↓↓↓

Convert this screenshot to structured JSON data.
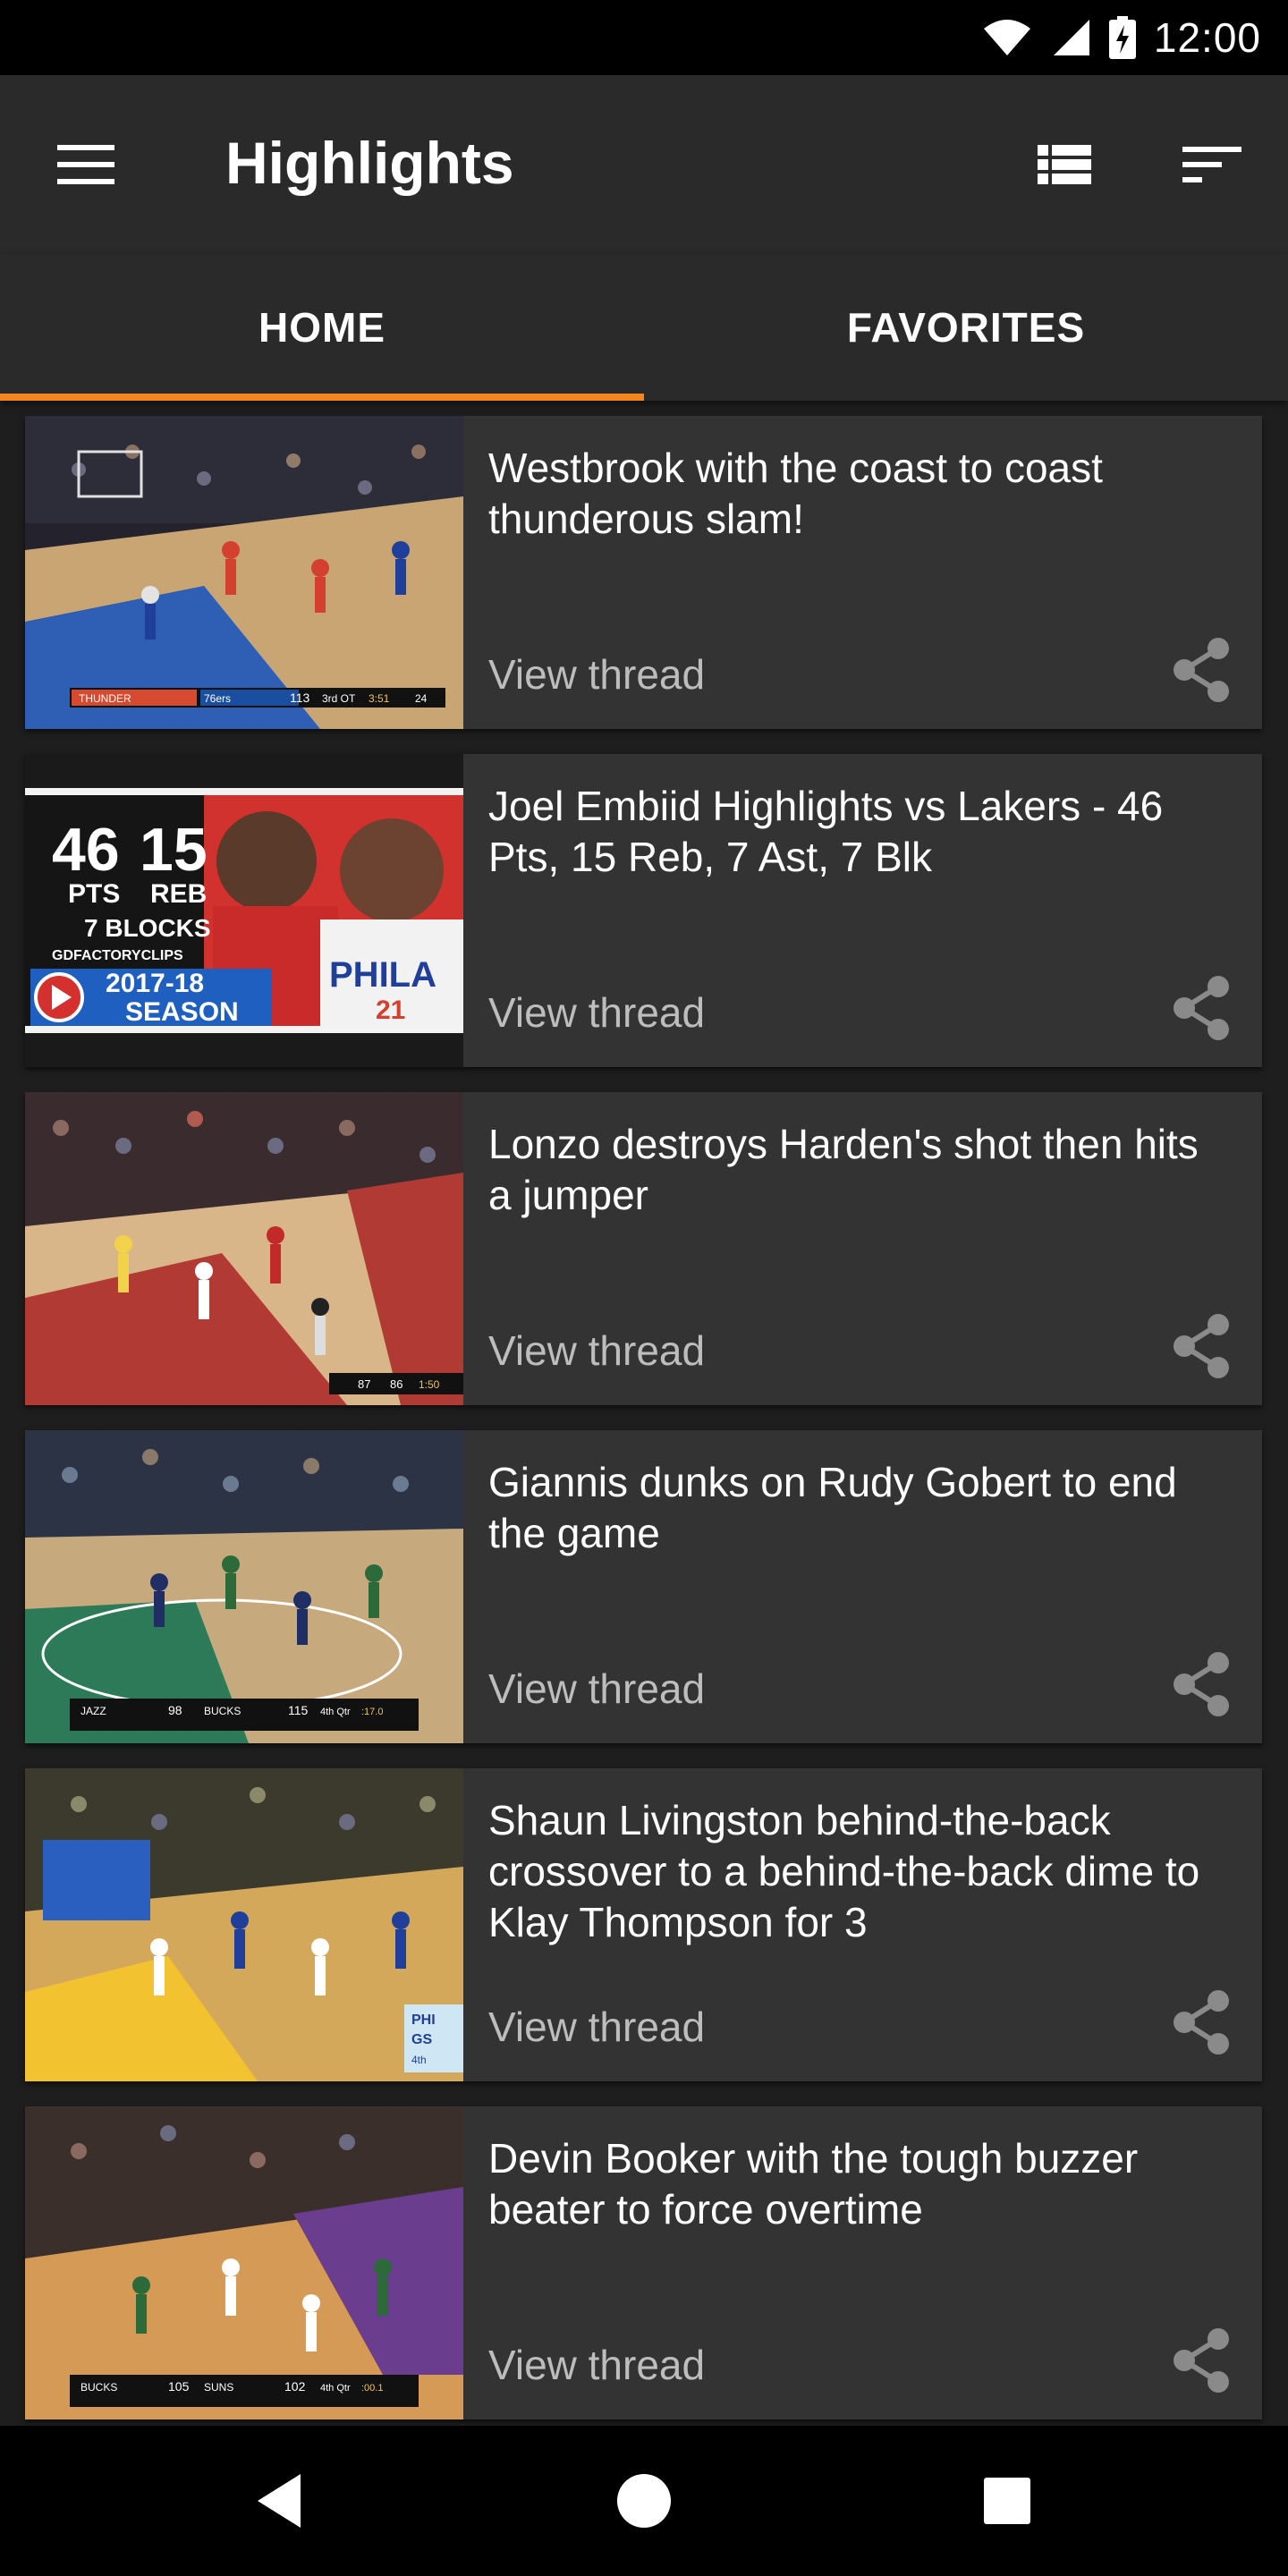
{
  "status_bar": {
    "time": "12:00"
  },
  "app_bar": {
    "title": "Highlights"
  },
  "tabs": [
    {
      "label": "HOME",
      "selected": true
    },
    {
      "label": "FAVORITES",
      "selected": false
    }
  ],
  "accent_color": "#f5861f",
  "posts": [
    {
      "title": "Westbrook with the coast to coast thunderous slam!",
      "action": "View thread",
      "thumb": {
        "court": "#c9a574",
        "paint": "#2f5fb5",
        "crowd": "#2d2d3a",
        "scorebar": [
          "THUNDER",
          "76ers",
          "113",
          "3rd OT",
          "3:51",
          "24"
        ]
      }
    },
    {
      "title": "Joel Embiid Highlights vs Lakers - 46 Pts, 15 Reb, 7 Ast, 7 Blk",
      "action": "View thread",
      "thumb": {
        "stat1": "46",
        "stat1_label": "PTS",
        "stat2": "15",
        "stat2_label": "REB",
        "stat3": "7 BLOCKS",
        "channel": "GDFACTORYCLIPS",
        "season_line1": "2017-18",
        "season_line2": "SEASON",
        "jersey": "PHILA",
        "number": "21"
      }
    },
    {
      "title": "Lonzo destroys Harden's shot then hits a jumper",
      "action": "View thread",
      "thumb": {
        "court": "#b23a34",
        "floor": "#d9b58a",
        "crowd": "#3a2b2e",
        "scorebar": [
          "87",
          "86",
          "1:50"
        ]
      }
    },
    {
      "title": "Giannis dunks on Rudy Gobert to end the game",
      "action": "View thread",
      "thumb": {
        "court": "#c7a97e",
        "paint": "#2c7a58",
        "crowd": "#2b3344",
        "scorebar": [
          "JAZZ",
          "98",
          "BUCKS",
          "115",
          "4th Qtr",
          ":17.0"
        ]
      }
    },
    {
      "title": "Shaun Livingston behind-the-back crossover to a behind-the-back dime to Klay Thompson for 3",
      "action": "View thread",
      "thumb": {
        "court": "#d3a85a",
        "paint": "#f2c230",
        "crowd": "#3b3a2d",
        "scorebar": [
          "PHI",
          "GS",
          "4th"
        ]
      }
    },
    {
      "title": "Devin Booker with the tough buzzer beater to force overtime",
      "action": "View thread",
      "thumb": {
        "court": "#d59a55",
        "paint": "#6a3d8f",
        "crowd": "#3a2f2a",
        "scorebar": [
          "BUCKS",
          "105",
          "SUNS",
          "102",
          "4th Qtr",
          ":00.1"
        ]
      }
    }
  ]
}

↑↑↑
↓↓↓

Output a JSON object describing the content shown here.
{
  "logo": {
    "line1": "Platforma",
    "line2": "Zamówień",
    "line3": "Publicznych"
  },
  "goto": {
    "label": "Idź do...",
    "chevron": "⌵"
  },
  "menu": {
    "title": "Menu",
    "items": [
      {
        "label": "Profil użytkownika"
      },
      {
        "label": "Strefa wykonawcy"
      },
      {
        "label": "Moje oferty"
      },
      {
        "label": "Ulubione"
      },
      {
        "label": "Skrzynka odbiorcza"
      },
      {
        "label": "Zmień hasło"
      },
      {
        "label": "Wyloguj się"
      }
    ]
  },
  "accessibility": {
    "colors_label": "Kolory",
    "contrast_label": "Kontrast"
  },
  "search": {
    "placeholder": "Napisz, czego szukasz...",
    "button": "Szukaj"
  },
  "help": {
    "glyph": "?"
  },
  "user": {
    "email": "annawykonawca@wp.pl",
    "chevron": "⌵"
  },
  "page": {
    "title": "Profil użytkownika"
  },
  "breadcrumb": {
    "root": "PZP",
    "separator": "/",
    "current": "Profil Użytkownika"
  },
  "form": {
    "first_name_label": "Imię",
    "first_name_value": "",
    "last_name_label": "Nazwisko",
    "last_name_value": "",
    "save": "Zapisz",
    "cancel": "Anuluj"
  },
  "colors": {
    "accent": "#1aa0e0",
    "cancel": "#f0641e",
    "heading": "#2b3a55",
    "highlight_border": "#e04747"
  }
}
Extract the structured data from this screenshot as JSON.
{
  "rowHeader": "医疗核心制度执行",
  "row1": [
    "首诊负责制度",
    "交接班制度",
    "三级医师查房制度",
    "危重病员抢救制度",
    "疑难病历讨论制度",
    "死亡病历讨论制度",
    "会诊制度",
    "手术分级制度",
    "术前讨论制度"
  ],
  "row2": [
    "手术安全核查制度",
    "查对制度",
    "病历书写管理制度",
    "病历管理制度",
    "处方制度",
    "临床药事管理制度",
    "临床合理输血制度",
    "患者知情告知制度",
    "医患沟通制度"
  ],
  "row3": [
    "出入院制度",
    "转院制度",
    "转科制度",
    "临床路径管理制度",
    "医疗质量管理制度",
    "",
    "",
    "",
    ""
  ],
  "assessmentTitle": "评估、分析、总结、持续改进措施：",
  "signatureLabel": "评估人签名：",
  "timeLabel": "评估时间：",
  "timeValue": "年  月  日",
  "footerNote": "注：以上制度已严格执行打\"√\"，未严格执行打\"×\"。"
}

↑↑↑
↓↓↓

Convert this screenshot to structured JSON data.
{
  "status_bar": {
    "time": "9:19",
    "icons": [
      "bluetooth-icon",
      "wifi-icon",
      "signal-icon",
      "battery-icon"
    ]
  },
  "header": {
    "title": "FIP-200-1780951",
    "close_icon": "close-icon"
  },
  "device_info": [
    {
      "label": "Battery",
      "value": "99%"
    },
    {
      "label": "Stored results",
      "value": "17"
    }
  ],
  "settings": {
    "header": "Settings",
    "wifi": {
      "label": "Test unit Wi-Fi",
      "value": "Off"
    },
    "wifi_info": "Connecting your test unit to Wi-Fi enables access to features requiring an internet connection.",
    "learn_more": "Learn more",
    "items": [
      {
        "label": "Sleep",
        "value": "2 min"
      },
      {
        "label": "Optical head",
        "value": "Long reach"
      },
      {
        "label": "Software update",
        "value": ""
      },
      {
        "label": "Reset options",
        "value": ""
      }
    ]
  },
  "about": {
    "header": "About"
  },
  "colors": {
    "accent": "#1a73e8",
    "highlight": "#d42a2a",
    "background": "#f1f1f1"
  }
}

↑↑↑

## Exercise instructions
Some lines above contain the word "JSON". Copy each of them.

## Solution for this exercise
Convert this screenshot to structured JSON data.
Output a JSON object describing the content shown here.
Extract the structured data from this screenshot as JSON.
Convert this screenshot to structured JSON data.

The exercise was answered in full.